### WHAT IS BEING ASKED
Quote every line below exactly as it reads.

### RECORDS FOR THIS TASK

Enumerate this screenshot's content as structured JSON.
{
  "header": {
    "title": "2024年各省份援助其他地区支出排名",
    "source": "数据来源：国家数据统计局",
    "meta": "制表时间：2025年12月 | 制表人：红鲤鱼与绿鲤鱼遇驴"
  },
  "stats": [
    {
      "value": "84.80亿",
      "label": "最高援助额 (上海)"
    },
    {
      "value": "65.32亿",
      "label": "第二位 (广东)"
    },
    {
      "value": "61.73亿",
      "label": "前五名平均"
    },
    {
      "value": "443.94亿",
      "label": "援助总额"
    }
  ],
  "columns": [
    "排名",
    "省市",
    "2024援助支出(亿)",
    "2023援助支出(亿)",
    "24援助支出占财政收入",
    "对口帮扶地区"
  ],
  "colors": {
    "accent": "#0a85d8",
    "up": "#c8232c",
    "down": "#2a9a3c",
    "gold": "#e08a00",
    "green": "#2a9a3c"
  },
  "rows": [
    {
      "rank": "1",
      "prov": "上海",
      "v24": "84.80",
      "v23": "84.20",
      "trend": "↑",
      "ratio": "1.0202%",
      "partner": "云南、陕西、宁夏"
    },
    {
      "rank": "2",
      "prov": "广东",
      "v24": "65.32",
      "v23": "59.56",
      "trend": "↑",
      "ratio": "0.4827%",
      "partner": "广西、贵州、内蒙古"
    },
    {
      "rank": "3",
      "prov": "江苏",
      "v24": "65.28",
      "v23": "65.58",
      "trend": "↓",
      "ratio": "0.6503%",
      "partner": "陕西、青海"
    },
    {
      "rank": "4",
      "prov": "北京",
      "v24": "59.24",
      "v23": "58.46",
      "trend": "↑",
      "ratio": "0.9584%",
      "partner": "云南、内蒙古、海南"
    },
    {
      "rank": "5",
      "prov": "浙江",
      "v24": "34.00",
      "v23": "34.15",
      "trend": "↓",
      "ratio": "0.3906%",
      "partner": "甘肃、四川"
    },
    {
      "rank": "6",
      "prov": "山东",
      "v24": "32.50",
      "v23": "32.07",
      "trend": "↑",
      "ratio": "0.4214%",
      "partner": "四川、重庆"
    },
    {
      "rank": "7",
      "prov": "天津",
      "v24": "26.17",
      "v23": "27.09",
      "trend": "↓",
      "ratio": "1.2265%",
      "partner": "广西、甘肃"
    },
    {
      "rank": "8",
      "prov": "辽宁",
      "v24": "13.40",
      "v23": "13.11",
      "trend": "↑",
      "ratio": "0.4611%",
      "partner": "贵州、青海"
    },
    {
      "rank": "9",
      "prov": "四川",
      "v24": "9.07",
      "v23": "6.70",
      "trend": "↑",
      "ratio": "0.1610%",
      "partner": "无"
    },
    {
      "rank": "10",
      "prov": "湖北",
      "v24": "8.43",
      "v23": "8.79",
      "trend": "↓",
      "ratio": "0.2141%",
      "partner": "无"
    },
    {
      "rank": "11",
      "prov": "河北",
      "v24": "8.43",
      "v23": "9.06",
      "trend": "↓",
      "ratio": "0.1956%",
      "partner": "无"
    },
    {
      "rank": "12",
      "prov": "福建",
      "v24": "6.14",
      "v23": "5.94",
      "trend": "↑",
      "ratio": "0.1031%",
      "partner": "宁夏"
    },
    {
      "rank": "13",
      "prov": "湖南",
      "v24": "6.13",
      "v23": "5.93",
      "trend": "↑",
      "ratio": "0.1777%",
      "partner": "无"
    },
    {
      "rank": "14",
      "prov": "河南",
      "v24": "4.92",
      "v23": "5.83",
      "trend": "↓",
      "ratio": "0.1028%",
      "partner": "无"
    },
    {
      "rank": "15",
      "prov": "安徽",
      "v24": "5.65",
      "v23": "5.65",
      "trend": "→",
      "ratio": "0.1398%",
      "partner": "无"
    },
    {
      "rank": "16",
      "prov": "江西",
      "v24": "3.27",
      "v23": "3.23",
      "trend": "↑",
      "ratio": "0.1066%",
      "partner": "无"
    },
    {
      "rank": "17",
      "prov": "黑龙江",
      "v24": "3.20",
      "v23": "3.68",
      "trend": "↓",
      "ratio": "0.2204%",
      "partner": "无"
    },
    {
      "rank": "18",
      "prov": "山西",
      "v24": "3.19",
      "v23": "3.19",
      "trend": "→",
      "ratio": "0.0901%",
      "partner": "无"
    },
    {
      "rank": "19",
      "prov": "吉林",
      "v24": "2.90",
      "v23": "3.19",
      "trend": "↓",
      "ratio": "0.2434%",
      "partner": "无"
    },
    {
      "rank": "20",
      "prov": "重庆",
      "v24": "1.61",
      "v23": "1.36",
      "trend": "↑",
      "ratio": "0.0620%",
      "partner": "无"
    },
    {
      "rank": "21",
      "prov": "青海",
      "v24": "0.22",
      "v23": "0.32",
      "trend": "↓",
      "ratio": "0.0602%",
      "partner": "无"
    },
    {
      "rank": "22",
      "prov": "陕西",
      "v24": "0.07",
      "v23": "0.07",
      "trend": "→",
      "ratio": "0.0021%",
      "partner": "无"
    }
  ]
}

### RESULT FOR THIS TASK
Enumerate this screenshot's content as structured JSON.
{
  "header": {
    "title": "2024年各省份援助其他地区支出排名",
    "source": "数据来源：国家数据统计局",
    "meta": "制表时间：2025年12月 | 制表人：红鲤鱼与绿鲤鱼遇驴"
  },
  "stats": [
    {
      "value": "84.80亿",
      "label": "最高援助额 (上海)"
    },
    {
      "value": "65.32亿",
      "label": "第二位 (广东)"
    },
    {
      "value": "61.73亿",
      "label": "前五名平均"
    },
    {
      "value": "443.94亿",
      "label": "援助总额"
    }
  ],
  "columns": [
    "排名",
    "省市",
    "2024援助支出(亿)",
    "2023援助支出(亿)",
    "24援助支出占财政收入",
    "对口帮扶地区"
  ],
  "colors": {
    "accent": "#0a85d8",
    "up": "#c8232c",
    "down": "#2a9a3c",
    "gold": "#e08a00",
    "green": "#2a9a3c"
  },
  "rows": [
    {
      "rank": "1",
      "prov": "上海",
      "v24": "84.80",
      "v23": "84.20",
      "trend": "↑",
      "ratio": "1.0202%",
      "partner": "云南、陕西、宁夏"
    },
    {
      "rank": "2",
      "prov": "广东",
      "v24": "65.32",
      "v23": "59.56",
      "trend": "↑",
      "ratio": "0.4827%",
      "partner": "广西、贵州、内蒙古"
    },
    {
      "rank": "3",
      "prov": "江苏",
      "v24": "65.28",
      "v23": "65.58",
      "trend": "↓",
      "ratio": "0.6503%",
      "partner": "陕西、青海"
    },
    {
      "rank": "4",
      "prov": "北京",
      "v24": "59.24",
      "v23": "58.46",
      "trend": "↑",
      "ratio": "0.9584%",
      "partner": "云南、内蒙古、海南"
    },
    {
      "rank": "5",
      "prov": "浙江",
      "v24": "34.00",
      "v23": "34.15",
      "trend": "↓",
      "ratio": "0.3906%",
      "partner": "甘肃、四川"
    },
    {
      "rank": "6",
      "prov": "山东",
      "v24": "32.50",
      "v23": "32.07",
      "trend": "↑",
      "ratio": "0.4214%",
      "partner": "四川、重庆"
    },
    {
      "rank": "7",
      "prov": "天津",
      "v24": "26.17",
      "v23": "27.09",
      "trend": "↓",
      "ratio": "1.2265%",
      "partner": "广西、甘肃"
    },
    {
      "rank": "8",
      "prov": "辽宁",
      "v24": "13.40",
      "v23": "13.11",
      "trend": "↑",
      "ratio": "0.4611%",
      "partner": "贵州、青海"
    },
    {
      "rank": "9",
      "prov": "四川",
      "v24": "9.07",
      "v23": "6.70",
      "trend": "↑",
      "ratio": "0.1610%",
      "partner": "无"
    },
    {
      "rank": "10",
      "prov": "湖北",
      "v24": "8.43",
      "v23": "8.79",
      "trend": "↓",
      "ratio": "0.2141%",
      "partner": "无"
    },
    {
      "rank": "11",
      "prov": "河北",
      "v24": "8.43",
      "v23": "9.06",
      "trend": "↓",
      "ratio": "0.1956%",
      "partner": "无"
    },
    {
      "rank": "12",
      "prov": "福建",
      "v24": "6.14",
      "v23": "5.94",
      "trend": "↑",
      "ratio": "0.1031%",
      "partner": "宁夏"
    },
    {
      "rank": "13",
      "prov": "湖南",
      "v24": "6.13",
      "v23": "5.93",
      "trend": "↑",
      "ratio": "0.1777%",
      "partner": "无"
    },
    {
      "rank": "14",
      "prov": "河南",
      "v24": "4.92",
      "v23": "5.83",
      "trend": "↓",
      "ratio": "0.1028%",
      "partner": "无"
    },
    {
      "rank": "15",
      "prov": "安徽",
      "v24": "5.65",
      "v23": "5.65",
      "trend": "→",
      "ratio": "0.1398%",
      "partner": "无"
    },
    {
      "rank": "16",
      "prov": "江西",
      "v24": "3.27",
      "v23": "3.23",
      "trend": "↑",
      "ratio": "0.1066%",
      "partner": "无"
    },
    {
      "rank": "17",
      "prov": "黑龙江",
      "v24": "3.20",
      "v23": "3.68",
      "trend": "↓",
      "ratio": "0.2204%",
      "partner": "无"
    },
    {
      "rank": "18",
      "prov": "山西",
      "v24": "3.19",
      "v23": "3.19",
      "trend": "→",
      "ratio": "0.0901%",
      "partner": "无"
    },
    {
      "rank": "19",
      "prov": "吉林",
      "v24": "2.90",
      "v23": "3.19",
      "trend": "↓",
      "ratio": "0.2434%",
      "partner": "无"
    },
    {
      "rank": "20",
      "prov": "重庆",
      "v24": "1.61",
      "v23": "1.36",
      "trend": "↑",
      "ratio": "0.0620%",
      "partner": "无"
    },
    {
      "rank": "21",
      "prov": "青海",
      "v24": "0.22",
      "v23": "0.32",
      "trend": "↓",
      "ratio": "0.0602%",
      "partner": "无"
    },
    {
      "rank": "22",
      "prov": "陕西",
      "v24": "0.07",
      "v23": "0.07",
      "trend": "→",
      "ratio": "0.0021%",
      "partner": "无"
    }
  ]
}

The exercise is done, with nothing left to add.